Stored data entries:
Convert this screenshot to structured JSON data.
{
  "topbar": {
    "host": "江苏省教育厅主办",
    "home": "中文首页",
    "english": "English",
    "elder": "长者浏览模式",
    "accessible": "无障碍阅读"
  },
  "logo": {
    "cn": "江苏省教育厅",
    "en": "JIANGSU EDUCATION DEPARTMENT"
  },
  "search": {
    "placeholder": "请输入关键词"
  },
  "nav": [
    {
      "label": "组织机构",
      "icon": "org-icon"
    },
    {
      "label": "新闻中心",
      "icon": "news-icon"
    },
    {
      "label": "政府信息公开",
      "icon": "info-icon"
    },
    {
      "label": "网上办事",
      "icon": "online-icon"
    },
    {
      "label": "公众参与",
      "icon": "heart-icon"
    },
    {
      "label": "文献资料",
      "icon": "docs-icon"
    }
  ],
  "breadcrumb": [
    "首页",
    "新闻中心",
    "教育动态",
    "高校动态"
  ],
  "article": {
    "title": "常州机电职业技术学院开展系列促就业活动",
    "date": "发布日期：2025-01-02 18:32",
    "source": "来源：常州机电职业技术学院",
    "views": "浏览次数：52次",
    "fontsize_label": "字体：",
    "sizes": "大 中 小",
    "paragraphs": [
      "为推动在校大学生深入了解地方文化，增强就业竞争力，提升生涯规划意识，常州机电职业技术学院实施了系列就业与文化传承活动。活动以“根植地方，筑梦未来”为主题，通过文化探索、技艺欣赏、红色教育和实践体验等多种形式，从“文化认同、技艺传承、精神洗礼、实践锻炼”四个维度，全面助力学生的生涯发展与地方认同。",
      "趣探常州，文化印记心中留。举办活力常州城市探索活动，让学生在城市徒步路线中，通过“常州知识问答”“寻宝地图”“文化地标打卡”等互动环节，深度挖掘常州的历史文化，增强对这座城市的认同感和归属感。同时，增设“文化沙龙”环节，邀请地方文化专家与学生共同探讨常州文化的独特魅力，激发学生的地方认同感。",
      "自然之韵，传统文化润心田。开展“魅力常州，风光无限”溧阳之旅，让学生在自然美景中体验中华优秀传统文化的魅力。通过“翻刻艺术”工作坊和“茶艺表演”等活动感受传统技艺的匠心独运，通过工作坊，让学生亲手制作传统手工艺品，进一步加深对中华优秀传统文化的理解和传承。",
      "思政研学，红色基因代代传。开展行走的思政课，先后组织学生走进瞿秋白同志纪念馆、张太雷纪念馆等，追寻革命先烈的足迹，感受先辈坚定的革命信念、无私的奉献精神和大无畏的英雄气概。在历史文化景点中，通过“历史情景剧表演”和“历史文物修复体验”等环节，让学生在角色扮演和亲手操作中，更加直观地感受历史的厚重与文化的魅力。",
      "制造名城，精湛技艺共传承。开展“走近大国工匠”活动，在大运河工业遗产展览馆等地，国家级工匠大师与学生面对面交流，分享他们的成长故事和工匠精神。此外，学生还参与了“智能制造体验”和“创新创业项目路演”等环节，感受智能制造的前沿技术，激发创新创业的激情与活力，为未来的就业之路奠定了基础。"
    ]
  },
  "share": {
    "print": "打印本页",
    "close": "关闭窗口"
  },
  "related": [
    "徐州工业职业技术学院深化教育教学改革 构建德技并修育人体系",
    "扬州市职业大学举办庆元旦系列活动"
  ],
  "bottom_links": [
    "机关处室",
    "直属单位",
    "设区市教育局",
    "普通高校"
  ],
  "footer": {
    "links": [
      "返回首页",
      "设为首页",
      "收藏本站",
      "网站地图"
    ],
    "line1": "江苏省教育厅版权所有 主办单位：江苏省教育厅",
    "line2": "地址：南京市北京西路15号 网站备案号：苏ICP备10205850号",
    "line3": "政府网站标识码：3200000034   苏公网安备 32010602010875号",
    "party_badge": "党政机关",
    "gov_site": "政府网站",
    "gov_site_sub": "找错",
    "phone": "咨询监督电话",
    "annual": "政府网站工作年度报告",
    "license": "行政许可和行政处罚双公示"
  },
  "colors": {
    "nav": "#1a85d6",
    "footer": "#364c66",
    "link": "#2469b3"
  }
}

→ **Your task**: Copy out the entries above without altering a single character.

→ **Task response**:
Convert this screenshot to structured JSON data.
{
  "topbar": {
    "host": "江苏省教育厅主办",
    "home": "中文首页",
    "english": "English",
    "elder": "长者浏览模式",
    "accessible": "无障碍阅读"
  },
  "logo": {
    "cn": "江苏省教育厅",
    "en": "JIANGSU EDUCATION DEPARTMENT"
  },
  "search": {
    "placeholder": "请输入关键词"
  },
  "nav": [
    {
      "label": "组织机构",
      "icon": "org-icon"
    },
    {
      "label": "新闻中心",
      "icon": "news-icon"
    },
    {
      "label": "政府信息公开",
      "icon": "info-icon"
    },
    {
      "label": "网上办事",
      "icon": "online-icon"
    },
    {
      "label": "公众参与",
      "icon": "heart-icon"
    },
    {
      "label": "文献资料",
      "icon": "docs-icon"
    }
  ],
  "breadcrumb": [
    "首页",
    "新闻中心",
    "教育动态",
    "高校动态"
  ],
  "article": {
    "title": "常州机电职业技术学院开展系列促就业活动",
    "date": "发布日期：2025-01-02 18:32",
    "source": "来源：常州机电职业技术学院",
    "views": "浏览次数：52次",
    "fontsize_label": "字体：",
    "sizes": "大 中 小",
    "paragraphs": [
      "为推动在校大学生深入了解地方文化，增强就业竞争力，提升生涯规划意识，常州机电职业技术学院实施了系列就业与文化传承活动。活动以“根植地方，筑梦未来”为主题，通过文化探索、技艺欣赏、红色教育和实践体验等多种形式，从“文化认同、技艺传承、精神洗礼、实践锻炼”四个维度，全面助力学生的生涯发展与地方认同。",
      "趣探常州，文化印记心中留。举办活力常州城市探索活动，让学生在城市徒步路线中，通过“常州知识问答”“寻宝地图”“文化地标打卡”等互动环节，深度挖掘常州的历史文化，增强对这座城市的认同感和归属感。同时，增设“文化沙龙”环节，邀请地方文化专家与学生共同探讨常州文化的独特魅力，激发学生的地方认同感。",
      "自然之韵，传统文化润心田。开展“魅力常州，风光无限”溧阳之旅，让学生在自然美景中体验中华优秀传统文化的魅力。通过“翻刻艺术”工作坊和“茶艺表演”等活动感受传统技艺的匠心独运，通过工作坊，让学生亲手制作传统手工艺品，进一步加深对中华优秀传统文化的理解和传承。",
      "思政研学，红色基因代代传。开展行走的思政课，先后组织学生走进瞿秋白同志纪念馆、张太雷纪念馆等，追寻革命先烈的足迹，感受先辈坚定的革命信念、无私的奉献精神和大无畏的英雄气概。在历史文化景点中，通过“历史情景剧表演”和“历史文物修复体验”等环节，让学生在角色扮演和亲手操作中，更加直观地感受历史的厚重与文化的魅力。",
      "制造名城，精湛技艺共传承。开展“走近大国工匠”活动，在大运河工业遗产展览馆等地，国家级工匠大师与学生面对面交流，分享他们的成长故事和工匠精神。此外，学生还参与了“智能制造体验”和“创新创业项目路演”等环节，感受智能制造的前沿技术，激发创新创业的激情与活力，为未来的就业之路奠定了基础。"
    ]
  },
  "share": {
    "print": "打印本页",
    "close": "关闭窗口"
  },
  "related": [
    "徐州工业职业技术学院深化教育教学改革 构建德技并修育人体系",
    "扬州市职业大学举办庆元旦系列活动"
  ],
  "bottom_links": [
    "机关处室",
    "直属单位",
    "设区市教育局",
    "普通高校"
  ],
  "footer": {
    "links": [
      "返回首页",
      "设为首页",
      "收藏本站",
      "网站地图"
    ],
    "line1": "江苏省教育厅版权所有 主办单位：江苏省教育厅",
    "line2": "地址：南京市北京西路15号 网站备案号：苏ICP备10205850号",
    "line3": "政府网站标识码：3200000034   苏公网安备 32010602010875号",
    "party_badge": "党政机关",
    "gov_site": "政府网站",
    "gov_site_sub": "找错",
    "phone": "咨询监督电话",
    "annual": "政府网站工作年度报告",
    "license": "行政许可和行政处罚双公示"
  },
  "colors": {
    "nav": "#1a85d6",
    "footer": "#364c66",
    "link": "#2469b3"
  }
}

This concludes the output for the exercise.